Location is key to attracting foreign students

Some two decades ago, I moved from my native Netherlands to London to take up a position at the University of Westminster. Since that name was then only one year old, I thought it would be good to attend some of the British Council recruitment fairs abroad and see how the university and its new name were perceived by potential students across the globe.

Almost all started with the same question: how far is Westminster from London? It made me realise we should not overestimate global knowledge about UK geography. We sensibly introduced the strap line 'education at the heart of London'. There was, however, a much more important lesson to be gained from this. The penny dropped only a year later when I went to Australia.

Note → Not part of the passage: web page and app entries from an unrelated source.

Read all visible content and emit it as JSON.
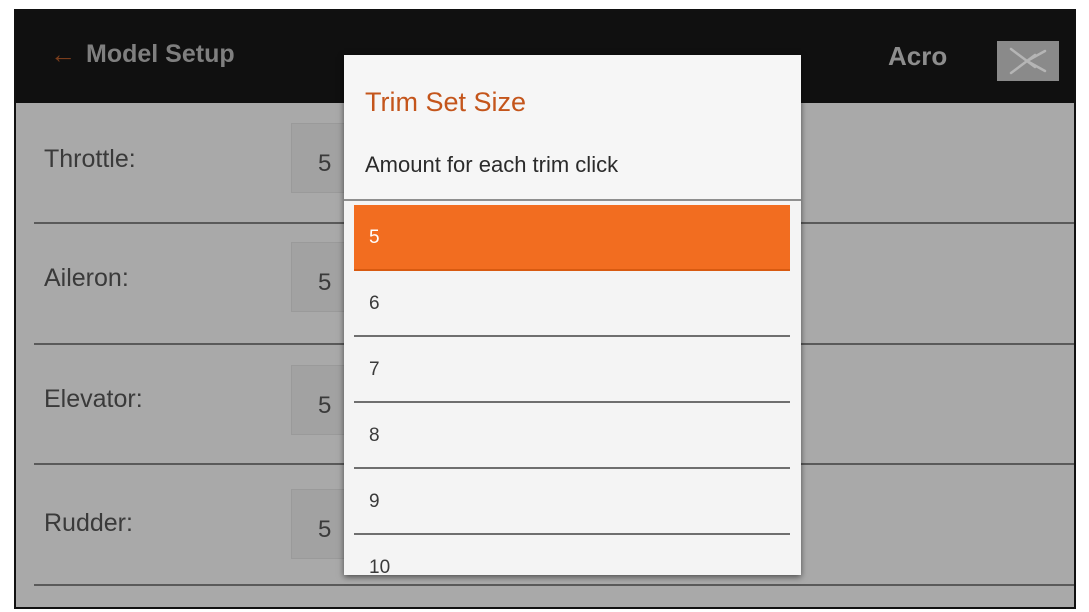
{
  "header": {
    "back_arrow": "←",
    "title": "Model Setup",
    "model_type": "Acro",
    "aircraft_icon": "airplane-icon"
  },
  "rows": [
    {
      "label": "Throttle:",
      "value": "5"
    },
    {
      "label": "Aileron:",
      "value": "5"
    },
    {
      "label": "Elevator:",
      "value": "5"
    },
    {
      "label": "Rudder:",
      "value": "5"
    }
  ],
  "dialog": {
    "title": "Trim Set Size",
    "subtitle": "Amount for each trim click",
    "options": [
      {
        "label": "5",
        "selected": true
      },
      {
        "label": "6",
        "selected": false
      },
      {
        "label": "7",
        "selected": false
      },
      {
        "label": "8",
        "selected": false
      },
      {
        "label": "9",
        "selected": false
      },
      {
        "label": "10",
        "selected": false
      }
    ]
  },
  "colors": {
    "accent": "#f26d20",
    "title_accent": "#c4551b",
    "header_bg": "#101010",
    "dimmed_bg": "#a9a9a9"
  }
}
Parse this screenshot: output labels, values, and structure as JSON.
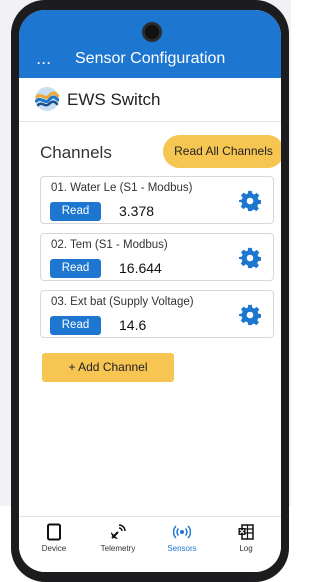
{
  "app": {
    "menu_dots": "···",
    "title": "Sensor Configuration"
  },
  "brand": {
    "name": "EWS Switch",
    "logo_icon": "ews-wave-logo"
  },
  "channels_section": {
    "title": "Channels",
    "read_all_label": "Read All Channels",
    "add_channel_label": "+ Add Channel"
  },
  "channels": [
    {
      "label": "01. Water Le (S1 - Modbus)",
      "read_label": "Read",
      "value": "3.378"
    },
    {
      "label": "02. Tem (S1 - Modbus)",
      "read_label": "Read",
      "value": "16.644"
    },
    {
      "label": "03. Ext bat (Supply Voltage)",
      "read_label": "Read",
      "value": "14.6"
    }
  ],
  "bottom_nav": [
    {
      "label": "Device",
      "icon": "device-icon",
      "active": false
    },
    {
      "label": "Telemetry",
      "icon": "satellite-dish-icon",
      "active": false
    },
    {
      "label": "Sensors",
      "icon": "broadcast-icon",
      "active": true
    },
    {
      "label": "Log",
      "icon": "spreadsheet-icon",
      "active": false
    }
  ],
  "colors": {
    "primary": "#1d76cf",
    "accent": "#f6c552",
    "phone_frame": "#1c1c1e"
  }
}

In those days universities down under were well ahead in working with international students. When I shared my experience with the name Westminster, their reply was: 'No worries mate, in our case the first question is always: how far is your university from the beach?'

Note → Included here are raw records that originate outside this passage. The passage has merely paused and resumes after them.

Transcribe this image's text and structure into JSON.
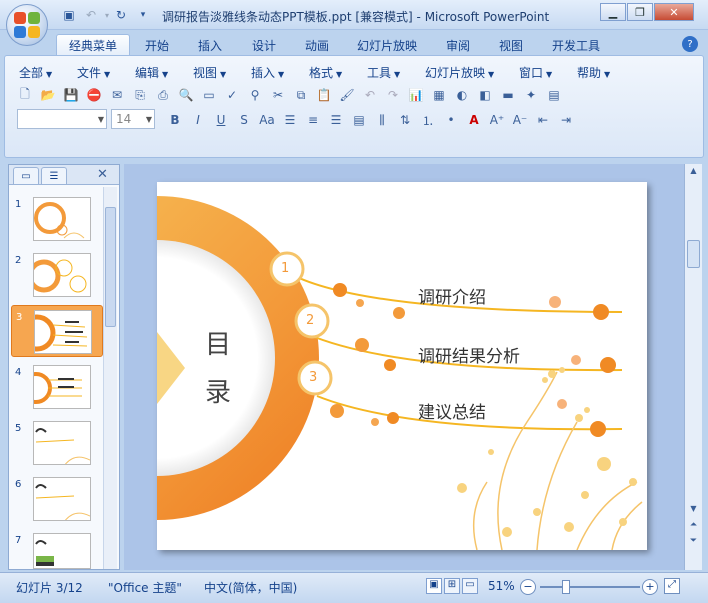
{
  "title_bar": {
    "title": "调研报告淡雅线条动态PPT模板.ppt [兼容模式] - Microsoft PowerPoint",
    "buttons": [
      "minimize",
      "restore",
      "close"
    ]
  },
  "ribbon_tabs": {
    "items": [
      "经典菜单",
      "开始",
      "插入",
      "设计",
      "动画",
      "幻灯片放映",
      "审阅",
      "视图",
      "开发工具"
    ],
    "active": "经典菜单"
  },
  "menu_bar": {
    "items": [
      "全部",
      "文件",
      "编辑",
      "视图",
      "插入",
      "格式",
      "工具",
      "幻灯片放映",
      "窗口",
      "帮助"
    ]
  },
  "format_bar": {
    "font_name": "",
    "font_size": "14"
  },
  "slides": {
    "numbers": [
      "1",
      "2",
      "3",
      "4",
      "5",
      "6",
      "7"
    ],
    "active_index": 2
  },
  "slide": {
    "heading_line1": "目",
    "heading_line2": "录",
    "items": [
      {
        "num": "1",
        "text": "调研介绍"
      },
      {
        "num": "2",
        "text": "调研结果分析"
      },
      {
        "num": "3",
        "text": "建议总结"
      }
    ]
  },
  "status_bar": {
    "slide_info": "幻灯片 3/12",
    "theme": "\"Office 主题\"",
    "language": "中文(简体，中国)",
    "zoom": "51%",
    "zoom_fraction": 0.51
  },
  "colors": {
    "accent_orange": "#f08a24",
    "line_gold": "#f5b622",
    "ribbon_text": "#15428b"
  }
}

I checked the brochures and sure enough, the Australian beaches featured prominently. The real lesson was: students are not just looking at the institution, they are equally interested in the lifestyle they offer. And quite rightly so.

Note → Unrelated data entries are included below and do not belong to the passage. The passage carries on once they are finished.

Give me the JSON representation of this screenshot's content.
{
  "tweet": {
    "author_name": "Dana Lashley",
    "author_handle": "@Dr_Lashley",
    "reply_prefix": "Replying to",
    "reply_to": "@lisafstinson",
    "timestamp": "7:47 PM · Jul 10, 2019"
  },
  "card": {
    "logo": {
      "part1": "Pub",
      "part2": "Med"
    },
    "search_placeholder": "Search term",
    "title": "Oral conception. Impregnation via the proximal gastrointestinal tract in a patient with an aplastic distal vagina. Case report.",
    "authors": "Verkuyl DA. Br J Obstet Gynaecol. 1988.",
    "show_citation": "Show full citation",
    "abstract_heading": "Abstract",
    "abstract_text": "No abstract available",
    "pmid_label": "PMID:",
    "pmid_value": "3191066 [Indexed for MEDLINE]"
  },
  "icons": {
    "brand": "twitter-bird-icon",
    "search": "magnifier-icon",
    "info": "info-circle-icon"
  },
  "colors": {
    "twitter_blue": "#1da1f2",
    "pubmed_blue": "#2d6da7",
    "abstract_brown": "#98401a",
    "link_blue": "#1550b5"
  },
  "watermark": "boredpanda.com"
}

In the UK we are blessed with a wonderfully diverse spectrum of higher education institutions, also in terms of location. We have nice greenfield campuses, metropolitan institutions and a range of universities and colleges at the heart of our major cities. These very different environments are more relevant than we think.

The lure of campus universities

Having previously been in charge of a campus university, do not expect me to sneer at the 'university in the middle of nowhere'. Studying in green isolation is especially attractive for younger students who will benefit from same age group, peer learning and who might be more drawn to a well-equipped lab than to the latest West End musical.

The downside of this type of institution is that they can become rather inward-looking. By contrast, those students who want to be in the thick of the action will go for colleges in the big cities. Their community tends to be less closed, also less coherent since there are rather a lot of alternatives to the student union bar right on the doorstep.

But most students love that lifestyle (their parents not necessarily, though). Still, leaving aside lifestyle choices, a city like London will not be the obvious place of study for those wanting to study subjects such as agriculture, mining or aviation.

Ultimately it is all about horses for courses. So we have to make choices. Most business schools tend to carefully and purposely select sites in the centre of large cities. This is to enable business students, young professionals and entrepreneurs to treat their city environment as their classroom. They want to be close to the big employers, to culture and to the urban lifestyle.

From my experience, the typical business student would quite simply be unhappy locked up in a campus environment. They want to explore the world – globally as well as locally.

A rich environment

London, especially, is privileged in having some of the top knowledge institutions in the world. It is not just because it is able to attract that 'type' of student and staff, but also because its research tends to benefit from the open relationship with its environment of corporate headquarters, political decision makers, embassies, prominent NGOs etc.

The costs are higher, but the result is a much richer environment in every aspect. Anyway, this memory about my early days at Westminster unexpectedly came back to me last week when I oversaw the opening of the London School of Business and Finance’s new campus in Tower Hill.

With classrooms overlooking the Tower of London, Tower Bridge and the city skyline, it cannot be clearer about where it belongs: in the city, alongside employers and decision-makers. And, at a personal level, I suddenly realised that 20 years ago my office in Westminster – admittedly rather more modest in those days – was just a short walking distance away.

Though I would say that while over the decades in higher education the world has been my oyster, the one or two square miles that stretch out underneath my window are very much my natural habitat.

Evidently not just students vote with their feet.

Professor Maurits van Rooijen is rector and chief executive at the London School of Business and Finance, or LSBF